DESCRIPTION OF THE TASK:
The full set of records must be set down verbatim.

Records from a data collection
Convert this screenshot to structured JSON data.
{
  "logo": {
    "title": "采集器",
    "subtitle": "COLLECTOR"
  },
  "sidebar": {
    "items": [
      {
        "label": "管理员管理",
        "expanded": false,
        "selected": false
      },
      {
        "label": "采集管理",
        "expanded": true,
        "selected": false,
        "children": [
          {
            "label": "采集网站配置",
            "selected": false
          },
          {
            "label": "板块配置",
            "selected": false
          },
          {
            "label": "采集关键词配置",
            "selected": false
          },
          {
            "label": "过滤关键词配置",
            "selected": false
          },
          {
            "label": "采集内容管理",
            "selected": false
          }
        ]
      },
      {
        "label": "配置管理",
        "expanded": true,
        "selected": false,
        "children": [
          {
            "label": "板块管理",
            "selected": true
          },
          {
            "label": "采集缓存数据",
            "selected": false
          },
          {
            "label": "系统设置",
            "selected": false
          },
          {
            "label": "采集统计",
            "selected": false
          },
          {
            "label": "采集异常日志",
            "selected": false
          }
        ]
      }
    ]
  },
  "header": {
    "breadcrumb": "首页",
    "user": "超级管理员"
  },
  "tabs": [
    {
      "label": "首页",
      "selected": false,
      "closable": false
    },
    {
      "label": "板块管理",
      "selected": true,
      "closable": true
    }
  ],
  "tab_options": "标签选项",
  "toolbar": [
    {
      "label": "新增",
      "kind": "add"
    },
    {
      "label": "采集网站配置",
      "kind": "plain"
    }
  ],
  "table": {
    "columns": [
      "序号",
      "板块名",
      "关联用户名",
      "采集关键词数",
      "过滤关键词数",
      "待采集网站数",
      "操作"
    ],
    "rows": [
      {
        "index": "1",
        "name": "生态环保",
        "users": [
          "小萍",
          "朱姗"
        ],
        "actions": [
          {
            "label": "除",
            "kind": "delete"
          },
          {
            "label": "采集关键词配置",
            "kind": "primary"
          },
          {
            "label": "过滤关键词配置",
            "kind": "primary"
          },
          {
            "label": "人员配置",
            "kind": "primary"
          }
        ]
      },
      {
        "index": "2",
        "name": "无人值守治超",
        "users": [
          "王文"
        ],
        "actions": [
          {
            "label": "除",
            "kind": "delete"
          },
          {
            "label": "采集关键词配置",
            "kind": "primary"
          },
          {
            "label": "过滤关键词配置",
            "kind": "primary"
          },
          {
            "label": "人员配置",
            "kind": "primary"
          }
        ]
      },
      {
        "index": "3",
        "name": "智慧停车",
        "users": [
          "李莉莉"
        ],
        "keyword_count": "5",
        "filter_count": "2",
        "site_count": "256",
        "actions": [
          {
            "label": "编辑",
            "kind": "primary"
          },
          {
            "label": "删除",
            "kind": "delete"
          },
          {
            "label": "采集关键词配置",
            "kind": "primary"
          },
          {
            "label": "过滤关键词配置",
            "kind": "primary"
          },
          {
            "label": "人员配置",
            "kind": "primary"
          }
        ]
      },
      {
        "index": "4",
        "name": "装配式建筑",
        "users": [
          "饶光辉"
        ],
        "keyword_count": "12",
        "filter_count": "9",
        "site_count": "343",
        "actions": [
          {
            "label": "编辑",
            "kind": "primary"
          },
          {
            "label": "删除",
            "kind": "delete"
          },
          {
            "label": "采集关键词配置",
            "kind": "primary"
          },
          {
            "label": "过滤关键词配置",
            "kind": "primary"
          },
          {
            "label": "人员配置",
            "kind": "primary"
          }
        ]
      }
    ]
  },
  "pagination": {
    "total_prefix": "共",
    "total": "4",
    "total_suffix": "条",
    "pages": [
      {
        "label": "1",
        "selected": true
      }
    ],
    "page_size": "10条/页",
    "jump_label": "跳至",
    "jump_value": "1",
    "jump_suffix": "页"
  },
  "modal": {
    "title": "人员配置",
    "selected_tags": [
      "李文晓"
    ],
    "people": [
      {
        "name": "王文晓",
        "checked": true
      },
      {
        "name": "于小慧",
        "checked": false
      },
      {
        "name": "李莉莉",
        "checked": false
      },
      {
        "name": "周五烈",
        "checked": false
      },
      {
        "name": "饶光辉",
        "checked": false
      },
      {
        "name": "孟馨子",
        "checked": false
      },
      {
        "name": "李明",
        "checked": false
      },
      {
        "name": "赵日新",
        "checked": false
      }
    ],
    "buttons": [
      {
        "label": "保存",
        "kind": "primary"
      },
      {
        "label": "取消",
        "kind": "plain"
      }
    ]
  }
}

TASK OUTPUT:
Convert this screenshot to structured JSON data.
{
  "logo": {
    "title": "采集器",
    "subtitle": "COLLECTOR"
  },
  "sidebar": {
    "items": [
      {
        "label": "管理员管理",
        "expanded": false,
        "selected": false
      },
      {
        "label": "采集管理",
        "expanded": true,
        "selected": false,
        "children": [
          {
            "label": "采集网站配置",
            "selected": false
          },
          {
            "label": "板块配置",
            "selected": false
          },
          {
            "label": "采集关键词配置",
            "selected": false
          },
          {
            "label": "过滤关键词配置",
            "selected": false
          },
          {
            "label": "采集内容管理",
            "selected": false
          }
        ]
      },
      {
        "label": "配置管理",
        "expanded": true,
        "selected": false,
        "children": [
          {
            "label": "板块管理",
            "selected": true
          },
          {
            "label": "采集缓存数据",
            "selected": false
          },
          {
            "label": "系统设置",
            "selected": false
          },
          {
            "label": "采集统计",
            "selected": false
          },
          {
            "label": "采集异常日志",
            "selected": false
          }
        ]
      }
    ]
  },
  "header": {
    "breadcrumb": "首页",
    "user": "超级管理员"
  },
  "tabs": [
    {
      "label": "首页",
      "selected": false,
      "closable": false
    },
    {
      "label": "板块管理",
      "selected": true,
      "closable": true
    }
  ],
  "tab_options": "标签选项",
  "toolbar": [
    {
      "label": "新增",
      "kind": "add"
    },
    {
      "label": "采集网站配置",
      "kind": "plain"
    }
  ],
  "table": {
    "columns": [
      "序号",
      "板块名",
      "关联用户名",
      "采集关键词数",
      "过滤关键词数",
      "待采集网站数",
      "操作"
    ],
    "rows": [
      {
        "index": "1",
        "name": "生态环保",
        "users": [
          "小萍",
          "朱姗"
        ],
        "actions": [
          {
            "label": "除",
            "kind": "delete"
          },
          {
            "label": "采集关键词配置",
            "kind": "primary"
          },
          {
            "label": "过滤关键词配置",
            "kind": "primary"
          },
          {
            "label": "人员配置",
            "kind": "primary"
          }
        ]
      },
      {
        "index": "2",
        "name": "无人值守治超",
        "users": [
          "王文"
        ],
        "actions": [
          {
            "label": "除",
            "kind": "delete"
          },
          {
            "label": "采集关键词配置",
            "kind": "primary"
          },
          {
            "label": "过滤关键词配置",
            "kind": "primary"
          },
          {
            "label": "人员配置",
            "kind": "primary"
          }
        ]
      },
      {
        "index": "3",
        "name": "智慧停车",
        "users": [
          "李莉莉"
        ],
        "keyword_count": "5",
        "filter_count": "2",
        "site_count": "256",
        "actions": [
          {
            "label": "编辑",
            "kind": "primary"
          },
          {
            "label": "删除",
            "kind": "delete"
          },
          {
            "label": "采集关键词配置",
            "kind": "primary"
          },
          {
            "label": "过滤关键词配置",
            "kind": "primary"
          },
          {
            "label": "人员配置",
            "kind": "primary"
          }
        ]
      },
      {
        "index": "4",
        "name": "装配式建筑",
        "users": [
          "饶光辉"
        ],
        "keyword_count": "12",
        "filter_count": "9",
        "site_count": "343",
        "actions": [
          {
            "label": "编辑",
            "kind": "primary"
          },
          {
            "label": "删除",
            "kind": "delete"
          },
          {
            "label": "采集关键词配置",
            "kind": "primary"
          },
          {
            "label": "过滤关键词配置",
            "kind": "primary"
          },
          {
            "label": "人员配置",
            "kind": "primary"
          }
        ]
      }
    ]
  },
  "pagination": {
    "total_prefix": "共",
    "total": "4",
    "total_suffix": "条",
    "pages": [
      {
        "label": "1",
        "selected": true
      }
    ],
    "page_size": "10条/页",
    "jump_label": "跳至",
    "jump_value": "1",
    "jump_suffix": "页"
  },
  "modal": {
    "title": "人员配置",
    "selected_tags": [
      "李文晓"
    ],
    "people": [
      {
        "name": "王文晓",
        "checked": true
      },
      {
        "name": "于小慧",
        "checked": false
      },
      {
        "name": "李莉莉",
        "checked": false
      },
      {
        "name": "周五烈",
        "checked": false
      },
      {
        "name": "饶光辉",
        "checked": false
      },
      {
        "name": "孟馨子",
        "checked": false
      },
      {
        "name": "李明",
        "checked": false
      },
      {
        "name": "赵日新",
        "checked": false
      }
    ],
    "buttons": [
      {
        "label": "保存",
        "kind": "primary"
      },
      {
        "label": "取消",
        "kind": "plain"
      }
    ]
  }
}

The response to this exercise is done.